==== Supplied material
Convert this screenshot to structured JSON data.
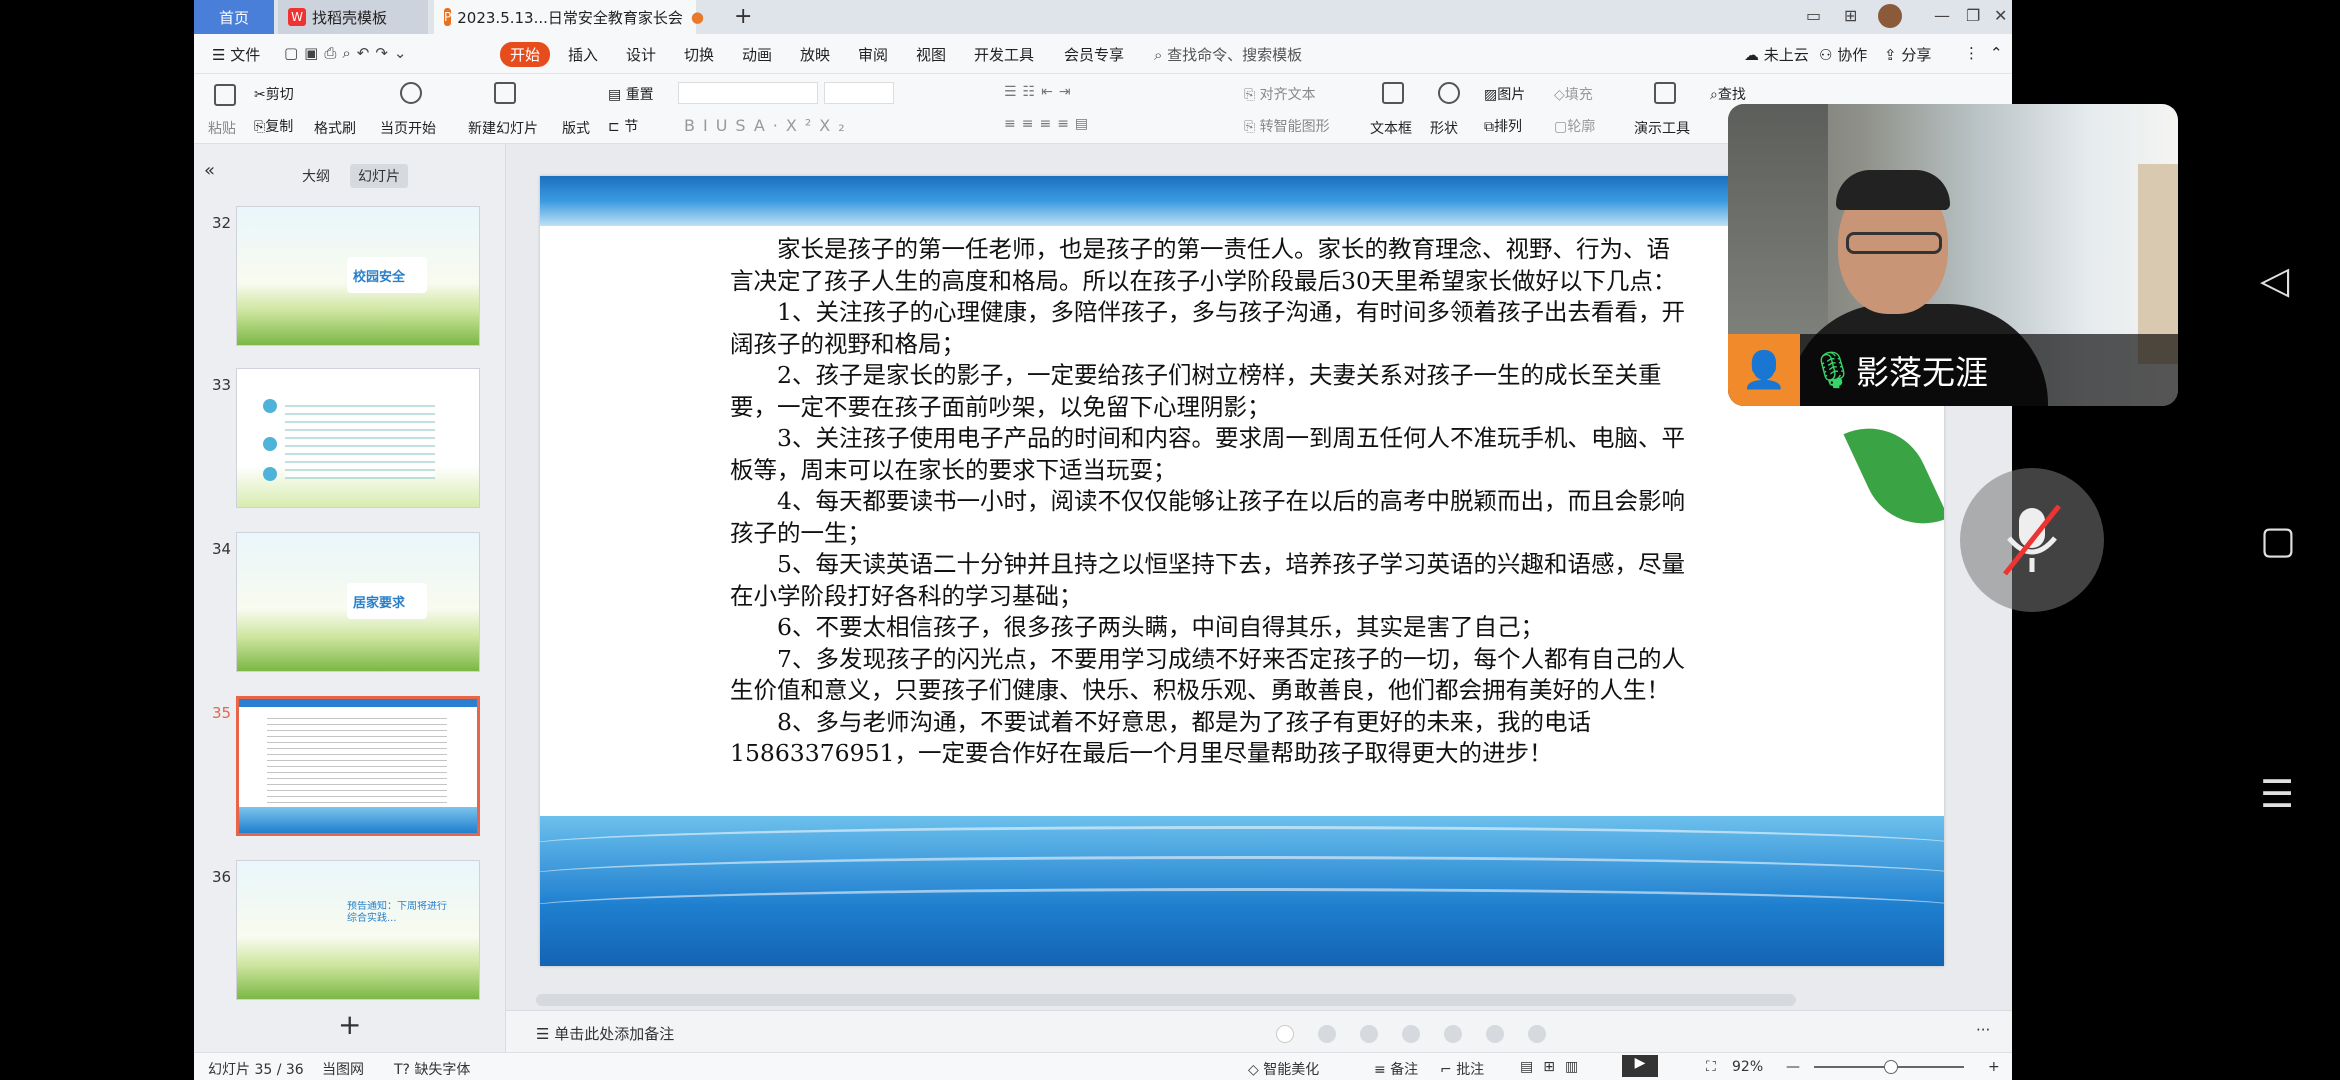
{
  "tabs": [
    {
      "label": "首页"
    },
    {
      "label": "找稻壳模板"
    },
    {
      "label": "2023.5.13...日常安全教育家长会"
    }
  ],
  "menu": [
    "文件",
    "开始",
    "插入",
    "设计",
    "切换",
    "动画",
    "放映",
    "审阅",
    "视图",
    "开发工具",
    "会员专享"
  ],
  "search_placeholder": "查找命令、搜索模板",
  "menu_right": [
    "未上云",
    "协作",
    "分享"
  ],
  "ribbon": {
    "paste": "粘贴",
    "cut": "剪切",
    "copy": "复制",
    "format": "格式刷",
    "from_current": "当页开始",
    "new_slide": "新建幻灯片",
    "layout": "版式",
    "section": "节",
    "reset": "重置",
    "align_text": "对齐文本",
    "smart": "转智能图形",
    "textbox": "文本框",
    "shape": "形状",
    "picture": "图片",
    "fill": "填充",
    "arrange": "排列",
    "outline": "轮廓",
    "present": "演示工具",
    "find": "查找"
  },
  "panel_tabs": [
    "大纲",
    "幻灯片"
  ],
  "thumbs": [
    {
      "num": "32",
      "label": "校园安全"
    },
    {
      "num": "33",
      "label": ""
    },
    {
      "num": "34",
      "label": "居家要求"
    },
    {
      "num": "35",
      "label": ""
    },
    {
      "num": "36",
      "label": "预告通知：下周将进行综合实践..."
    }
  ],
  "slide": {
    "paragraphs": [
      "家长是孩子的第一任老师，也是孩子的第一责任人。家长的教育理念、视野、行为、语言决定了孩子人生的高度和格局。所以在孩子小学阶段最后30天里希望家长做好以下几点：",
      "1、关注孩子的心理健康，多陪伴孩子，多与孩子沟通，有时间多领着孩子出去看看，开阔孩子的视野和格局；",
      "2、孩子是家长的影子，一定要给孩子们树立榜样，夫妻关系对孩子一生的成长至关重要，一定不要在孩子面前吵架，以免留下心理阴影；",
      "3、关注孩子使用电子产品的时间和内容。要求周一到周五任何人不准玩手机、电脑、平板等，周末可以在家长的要求下适当玩耍；",
      "4、每天都要读书一小时，阅读不仅仅能够让孩子在以后的高考中脱颖而出，而且会影响孩子的一生；",
      " 5、每天读英语二十分钟并且持之以恒坚持下去，培养孩子学习英语的兴趣和语感，尽量在小学阶段打好各科的学习基础；",
      "6、不要太相信孩子，很多孩子两头瞒，中间自得其乐，其实是害了自己；",
      "7、多发现孩子的闪光点，不要用学习成绩不好来否定孩子的一切，每个人都有自己的人生价值和意义，只要孩子们健康、快乐、积极乐观、勇敢善良，他们都会拥有美好的人生！",
      "8、多与老师沟通，不要试着不好意思，都是为了孩子有更好的未来，我的电话15863376951，一定要合作好在最后一个月里尽量帮助孩子取得更大的进步！"
    ]
  },
  "notes_placeholder": "单击此处添加备注",
  "status": {
    "slide": "幻灯片 35 / 36",
    "theme": "当图网",
    "missing_font": "缺失字体",
    "beautify": "智能美化",
    "notes": "备注",
    "comments": "批注",
    "zoom": "92%"
  },
  "video": {
    "name": "影落无涯"
  }
}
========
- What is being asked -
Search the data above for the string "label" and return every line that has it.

- Reply to the task -
      "label": "首页"
      "label": "找稻壳模板"
      "label": "2023.5.13...日常安全教育家长会"
      "label": "校园安全"
      "label": ""
      "label": "居家要求"
      "label": ""
      "label": "预告通知：下周将进行综合实践..."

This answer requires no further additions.